Simple words on paper that truly memorialize the life and legacy of Kevin.  Two pages of hand written words concluded with this…

“But in the valleys, we grow even more if we stay in the Word and allow Christ to carry us.  I think 1996 may be a year I will want to forget, while at the same time a year I have learned more than any other.  I’ll see you at Christmas and will write again soon.  Love, Kevin”

And then my favorite line honestly…because if you know Kevin you know he tends to always leave everyone with a smile on their face.  (remember this is a 38 year old man writing this to his 20 year old girl cousin)

“P.S.  Sorry I don’t have any cute cards like you.”

I will never understand why God allowed me to be a part of a family that includes people like my cousin Kevin.  Where when faced with death and tears, we truly can celebrate a life well lived and rejoice in the hope of an eternity together.

Family heritage guilt can silence me at times.

However, if ever there is a time to shout about the impact of family on my life it is when faced with the reality of death.

I did not think there was a better way to memorialize my cousin Kevin than with words.  Sharing his words to me.  Words were a gift he used to impact the world around him for good.

May we all choose to learn from the life moments we wish we could forget and allow God’s Word to penetrate our hearts as Christ carries us through the valley of the shadow of death.

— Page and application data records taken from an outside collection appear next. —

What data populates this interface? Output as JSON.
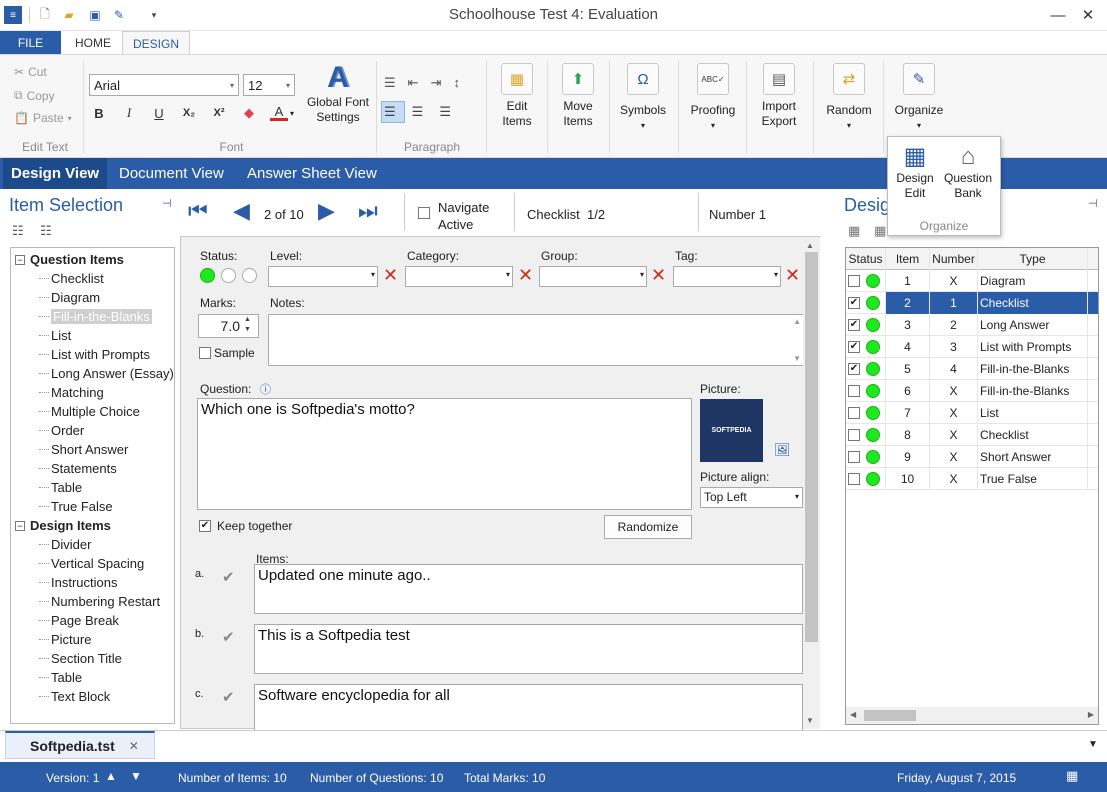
{
  "app": {
    "title": "Schoolhouse Test 4: Evaluation"
  },
  "ribbon_tabs": [
    "FILE",
    "HOME",
    "DESIGN"
  ],
  "ribbon": {
    "edit_text": {
      "cut": "Cut",
      "copy": "Copy",
      "paste": "Paste",
      "label": "Edit Text"
    },
    "font": {
      "family": "Arial",
      "size": "12",
      "bold": "B",
      "italic": "I",
      "underline": "U",
      "subscript": "X₂",
      "superscript": "X²",
      "global_font": "Global Font Settings",
      "label": "Font"
    },
    "paragraph": {
      "label": "Paragraph"
    },
    "edit_items": "Edit Items",
    "move_items": "Move Items",
    "symbols": "Symbols",
    "proofing": "Proofing",
    "import_export": "Import Export",
    "random": "Random",
    "organize": "Organize"
  },
  "organize_popup": {
    "design_edit": "Design Edit",
    "question_bank": "Question Bank",
    "label": "Organize"
  },
  "view_tabs": [
    "Design View",
    "Document View",
    "Answer Sheet View"
  ],
  "item_selection": {
    "title": "Item Selection",
    "question_items_label": "Question Items",
    "question_items": [
      "Checklist",
      "Diagram",
      "Fill-in-the-Blanks",
      "List",
      "List with Prompts",
      "Long Answer (Essay)",
      "Matching",
      "Multiple Choice",
      "Order",
      "Short Answer",
      "Statements",
      "Table",
      "True False"
    ],
    "design_items_label": "Design Items",
    "design_items": [
      "Divider",
      "Vertical Spacing",
      "Instructions",
      "Numbering Restart",
      "Page Break",
      "Picture",
      "Section Title",
      "Table",
      "Text Block"
    ]
  },
  "nav": {
    "position": "2 of 10",
    "navigate_active": "Navigate Active",
    "item_type": "Checklist",
    "item_part": "1/2",
    "number": "Number 1"
  },
  "form": {
    "status_label": "Status:",
    "level_label": "Level:",
    "category_label": "Category:",
    "group_label": "Group:",
    "tag_label": "Tag:",
    "marks_label": "Marks:",
    "marks_value": "7.0",
    "notes_label": "Notes:",
    "sample_label": "Sample",
    "question_label": "Question:",
    "question_text": "Which one is Softpedia's motto?",
    "picture_label": "Picture:",
    "picture_logo": "SOFTPEDIA",
    "picture_align_label": "Picture align:",
    "picture_align": "Top Left",
    "keep_together": "Keep together",
    "randomize": "Randomize",
    "items_label": "Items:",
    "items": [
      {
        "letter": "a.",
        "text": "Updated one minute ago.."
      },
      {
        "letter": "b.",
        "text": "This is a Softpedia test"
      },
      {
        "letter": "c.",
        "text": "Software encyclopedia for all"
      }
    ]
  },
  "design_panel": {
    "title": "Desig",
    "columns": [
      "Status",
      "Item",
      "Number",
      "Type"
    ],
    "rows": [
      {
        "checked": false,
        "item": "1",
        "number": "X",
        "type": "Diagram"
      },
      {
        "checked": true,
        "item": "2",
        "number": "1",
        "type": "Checklist",
        "selected": true
      },
      {
        "checked": true,
        "item": "3",
        "number": "2",
        "type": "Long Answer"
      },
      {
        "checked": true,
        "item": "4",
        "number": "3",
        "type": "List with Prompts"
      },
      {
        "checked": true,
        "item": "5",
        "number": "4",
        "type": "Fill-in-the-Blanks"
      },
      {
        "checked": false,
        "item": "6",
        "number": "X",
        "type": "Fill-in-the-Blanks"
      },
      {
        "checked": false,
        "item": "7",
        "number": "X",
        "type": "List"
      },
      {
        "checked": false,
        "item": "8",
        "number": "X",
        "type": "Checklist"
      },
      {
        "checked": false,
        "item": "9",
        "number": "X",
        "type": "Short Answer"
      },
      {
        "checked": false,
        "item": "10",
        "number": "X",
        "type": "True False"
      }
    ]
  },
  "document_tab": "Softpedia.tst",
  "statusbar": {
    "version": "Version: 1",
    "num_items": "Number of Items: 10",
    "num_questions": "Number of Questions: 10",
    "total_marks": "Total Marks: 10",
    "date": "Friday, August 7, 2015"
  },
  "colors": {
    "accent": "#2a5ca8",
    "status_green": "#1ee81e",
    "remove_red": "#d4281e"
  }
}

See you soon, Kevin.  See you soon.


And I also wish to pass along Kevin’s desire…for all who can to be a part of the registry at www.bethematch.org.

It is because of stem cell donors, that Kevin’s family was granted more years on earth with him.  A few minutes of your time in signing up to be a donor, could mean granting more years on earth with a loved one for some family somewhere.  My family is forever grateful to the donor’s that granted this to our family.

For those interested in reading more about Kevin’s journey, you can find some of his writings here.